Data supplied:
____________________
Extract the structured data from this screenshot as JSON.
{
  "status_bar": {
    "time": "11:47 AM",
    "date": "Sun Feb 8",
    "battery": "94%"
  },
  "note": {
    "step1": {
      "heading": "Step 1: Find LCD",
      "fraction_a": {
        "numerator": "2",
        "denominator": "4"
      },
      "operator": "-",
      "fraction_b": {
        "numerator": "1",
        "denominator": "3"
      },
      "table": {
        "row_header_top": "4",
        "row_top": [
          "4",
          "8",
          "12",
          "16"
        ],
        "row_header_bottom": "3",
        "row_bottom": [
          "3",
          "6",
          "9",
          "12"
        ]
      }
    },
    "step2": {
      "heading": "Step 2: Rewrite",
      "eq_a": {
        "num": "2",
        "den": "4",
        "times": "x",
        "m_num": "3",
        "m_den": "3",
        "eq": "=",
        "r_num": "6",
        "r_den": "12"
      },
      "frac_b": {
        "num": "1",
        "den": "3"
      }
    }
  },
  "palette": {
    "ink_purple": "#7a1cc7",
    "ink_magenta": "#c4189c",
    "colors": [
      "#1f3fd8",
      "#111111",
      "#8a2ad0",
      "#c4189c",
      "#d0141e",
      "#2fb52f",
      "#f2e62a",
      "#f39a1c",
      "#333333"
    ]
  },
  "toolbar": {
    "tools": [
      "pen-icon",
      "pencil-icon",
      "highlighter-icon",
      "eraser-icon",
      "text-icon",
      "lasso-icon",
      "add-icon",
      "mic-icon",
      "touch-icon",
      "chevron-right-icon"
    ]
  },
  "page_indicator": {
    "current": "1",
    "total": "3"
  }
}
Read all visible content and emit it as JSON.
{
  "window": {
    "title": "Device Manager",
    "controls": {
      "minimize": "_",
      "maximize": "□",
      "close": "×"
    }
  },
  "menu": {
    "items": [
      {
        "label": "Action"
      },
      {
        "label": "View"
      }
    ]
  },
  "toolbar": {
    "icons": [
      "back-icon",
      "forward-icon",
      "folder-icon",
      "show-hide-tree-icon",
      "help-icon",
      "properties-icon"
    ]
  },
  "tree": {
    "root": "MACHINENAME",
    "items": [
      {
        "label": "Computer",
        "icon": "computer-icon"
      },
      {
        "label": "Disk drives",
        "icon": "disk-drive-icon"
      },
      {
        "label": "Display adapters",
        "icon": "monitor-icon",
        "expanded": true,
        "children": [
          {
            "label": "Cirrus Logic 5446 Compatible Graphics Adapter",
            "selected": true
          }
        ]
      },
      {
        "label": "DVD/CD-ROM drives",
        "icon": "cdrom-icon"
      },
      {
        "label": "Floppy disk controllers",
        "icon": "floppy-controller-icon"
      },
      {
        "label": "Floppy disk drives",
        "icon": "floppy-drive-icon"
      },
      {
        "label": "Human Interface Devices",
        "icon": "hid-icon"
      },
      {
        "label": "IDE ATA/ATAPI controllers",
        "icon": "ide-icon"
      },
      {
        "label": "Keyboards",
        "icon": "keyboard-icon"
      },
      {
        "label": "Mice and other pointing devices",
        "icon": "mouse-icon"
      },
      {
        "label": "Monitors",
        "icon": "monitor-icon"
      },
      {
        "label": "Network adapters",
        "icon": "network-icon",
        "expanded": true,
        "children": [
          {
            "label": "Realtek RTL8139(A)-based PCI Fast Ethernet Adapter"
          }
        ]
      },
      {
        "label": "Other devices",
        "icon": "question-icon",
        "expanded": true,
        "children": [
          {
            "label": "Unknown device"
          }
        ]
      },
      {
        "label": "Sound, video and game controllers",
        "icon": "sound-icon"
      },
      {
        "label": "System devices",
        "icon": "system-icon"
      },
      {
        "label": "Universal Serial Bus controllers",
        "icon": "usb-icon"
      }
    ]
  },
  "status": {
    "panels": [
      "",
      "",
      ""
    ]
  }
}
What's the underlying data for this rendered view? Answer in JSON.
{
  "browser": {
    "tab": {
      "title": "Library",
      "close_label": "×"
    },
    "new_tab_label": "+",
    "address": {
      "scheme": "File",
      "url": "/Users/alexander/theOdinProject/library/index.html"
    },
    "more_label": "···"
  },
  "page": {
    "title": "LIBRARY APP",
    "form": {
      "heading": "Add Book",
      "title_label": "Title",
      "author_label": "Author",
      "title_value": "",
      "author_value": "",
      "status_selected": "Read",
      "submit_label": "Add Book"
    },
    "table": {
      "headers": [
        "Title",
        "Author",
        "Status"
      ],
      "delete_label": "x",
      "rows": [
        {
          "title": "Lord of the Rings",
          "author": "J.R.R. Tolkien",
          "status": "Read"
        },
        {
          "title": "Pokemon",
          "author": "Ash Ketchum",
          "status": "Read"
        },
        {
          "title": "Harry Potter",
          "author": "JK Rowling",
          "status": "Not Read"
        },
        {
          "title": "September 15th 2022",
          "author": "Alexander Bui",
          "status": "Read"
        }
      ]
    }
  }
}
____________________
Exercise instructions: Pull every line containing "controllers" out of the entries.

Solution to this task:
        "label": "Floppy disk controllers",
        "label": "IDE ATA/ATAPI controllers",
        "label": "Sound, video and game controllers",
        "label": "Universal Serial Bus controllers",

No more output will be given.